From a game developer’s perspective, the English language is incredibly simple. Our grammar is only minimally inflectional, making it easy to author strings like “@(PLAYER) runs away!” and “Give this to @(TARGET).” and use simple text substitution to replace tokens like “@(TARGET)” with the name of a player, NPC, or object as needed. There are some places where this doesn’t quite work (dealing with numbers and plurals or dialog which might be referring to either males or females), but they’re either uncommon or easy to ignore (in many cases it’s unlikely the player will have just one of something and we can just use the plural).
However, this is far from the case in many other languages. Now that’s obviously common sense, but I’ve seen authors underestimate the magnitude of the problem many times, so an example is in order. Let’s take Russian and assume we’ve got two players, Антон (Anton) and Юлия (Julia). Let’s take a look at how some simple examples play out, and mind the italics.
The first example I gave works easily with both: “Антон убегает.” and “Юлия убегает.” are both correct. However, if we put the sentence in the past tense, things change: “Антон убежал.” and “Юлия убежала.” It’s no longer enough to just have the player name around, you now need a system that knows the player’s gender and can match the appropriate verb form to it. You’ve now got a template that includes little functions like “@(PLAYER) @(match-gender, PLAYER, убежал, убежала).” and the substitution code just got a hell of a lot more complex.
The second example is even worse, because it’s not just the verbs that change in Russian. The nouns do too, including the ones you’re trying to drop into sentences. Let’s take a look: “Дайте это Юлии.” and “Дайте это Антону.” Awesome. More endings changing. These ones reflect the noun’s role in the sentence, and they’re particularly nasty because the rules depend not just on the word’s gender and role in the sentence, but also on the particular word itself. Oh, and adjectives also change along with the noun they’re attached to, too.
And then there’s numbers. One year, two years, three years, so on. In Russian that’s один год, два года, три года, so far so good, the plural’s a bit more complex than just adding an S (it varies by gender) but no big deal… until we get to the number five: пять лет… and then the pattern repeats at twenty one, thirty one, forty one…
And that’s just a few examples in one language.
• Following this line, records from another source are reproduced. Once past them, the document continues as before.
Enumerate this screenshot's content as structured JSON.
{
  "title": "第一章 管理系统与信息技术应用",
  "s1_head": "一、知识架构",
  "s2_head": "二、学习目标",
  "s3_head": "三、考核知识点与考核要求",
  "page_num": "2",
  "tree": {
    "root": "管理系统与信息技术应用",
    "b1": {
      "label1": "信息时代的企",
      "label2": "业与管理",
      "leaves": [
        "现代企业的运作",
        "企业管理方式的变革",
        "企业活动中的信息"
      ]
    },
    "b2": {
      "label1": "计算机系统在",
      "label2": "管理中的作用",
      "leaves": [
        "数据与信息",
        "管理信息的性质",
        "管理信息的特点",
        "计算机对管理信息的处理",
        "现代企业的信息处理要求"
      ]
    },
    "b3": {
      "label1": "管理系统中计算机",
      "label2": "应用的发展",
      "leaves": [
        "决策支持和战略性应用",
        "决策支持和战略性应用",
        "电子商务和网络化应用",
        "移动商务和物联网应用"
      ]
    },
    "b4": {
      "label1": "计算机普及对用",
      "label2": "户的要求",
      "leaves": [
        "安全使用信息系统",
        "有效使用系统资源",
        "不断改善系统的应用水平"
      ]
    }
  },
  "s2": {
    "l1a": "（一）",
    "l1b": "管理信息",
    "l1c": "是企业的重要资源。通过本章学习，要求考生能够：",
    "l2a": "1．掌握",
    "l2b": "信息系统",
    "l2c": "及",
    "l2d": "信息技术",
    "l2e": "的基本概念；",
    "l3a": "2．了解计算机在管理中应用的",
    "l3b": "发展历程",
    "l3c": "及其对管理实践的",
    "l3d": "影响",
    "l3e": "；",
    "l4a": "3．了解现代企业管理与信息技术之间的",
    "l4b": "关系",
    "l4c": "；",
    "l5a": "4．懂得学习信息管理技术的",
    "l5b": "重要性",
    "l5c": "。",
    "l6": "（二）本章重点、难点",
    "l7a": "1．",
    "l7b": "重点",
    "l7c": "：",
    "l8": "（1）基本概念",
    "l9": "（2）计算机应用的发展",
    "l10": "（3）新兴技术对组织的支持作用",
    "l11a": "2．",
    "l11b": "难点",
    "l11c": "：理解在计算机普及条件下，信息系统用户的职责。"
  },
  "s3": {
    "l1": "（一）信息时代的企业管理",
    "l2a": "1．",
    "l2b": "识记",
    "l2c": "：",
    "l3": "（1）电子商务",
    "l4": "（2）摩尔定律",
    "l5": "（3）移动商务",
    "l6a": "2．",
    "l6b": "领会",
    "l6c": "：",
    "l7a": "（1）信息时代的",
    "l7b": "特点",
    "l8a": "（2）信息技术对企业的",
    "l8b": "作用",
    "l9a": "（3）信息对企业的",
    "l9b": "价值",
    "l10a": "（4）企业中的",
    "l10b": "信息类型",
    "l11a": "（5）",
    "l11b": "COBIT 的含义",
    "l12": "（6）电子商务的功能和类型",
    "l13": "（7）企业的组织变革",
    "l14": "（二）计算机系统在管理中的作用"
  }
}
Other languages present their own difficulties and will need their own sets of complex substitution rules (like our gender-matching example above). So how do we deal with this?
Well, we can ignore it. The translation team will usually be able to work around the worst offenses, though the resulting sentences may come out stilted or ambiguous. It’s unfortunate and looks much worse in some languages than “Anton picks up one boxes.” does to us, but sometimes that’s just life.
Alternately, we can develop a sophisticated system of substitution functions. This makes it possible to author sentences that correctly morph to accommodate different words. However, this is an incredibly difficult task in some languages. Furthermore, the more complex the system gets, the more the translators need to be able to think like programmers in order to really leverage the functions. So, realistically, this approach only goes so far, and we’ll want to work with the localization team to come up with the minority of features which will cover the majority of cases.
And finally, we can plan ahead and author the content to be less reliant on substitutions in the first place. Use pronouns where possible, and restrict substitutions to the simplest of sentences. Don’t let the players type in a name every single thing they see and everyone they meet. Things like that.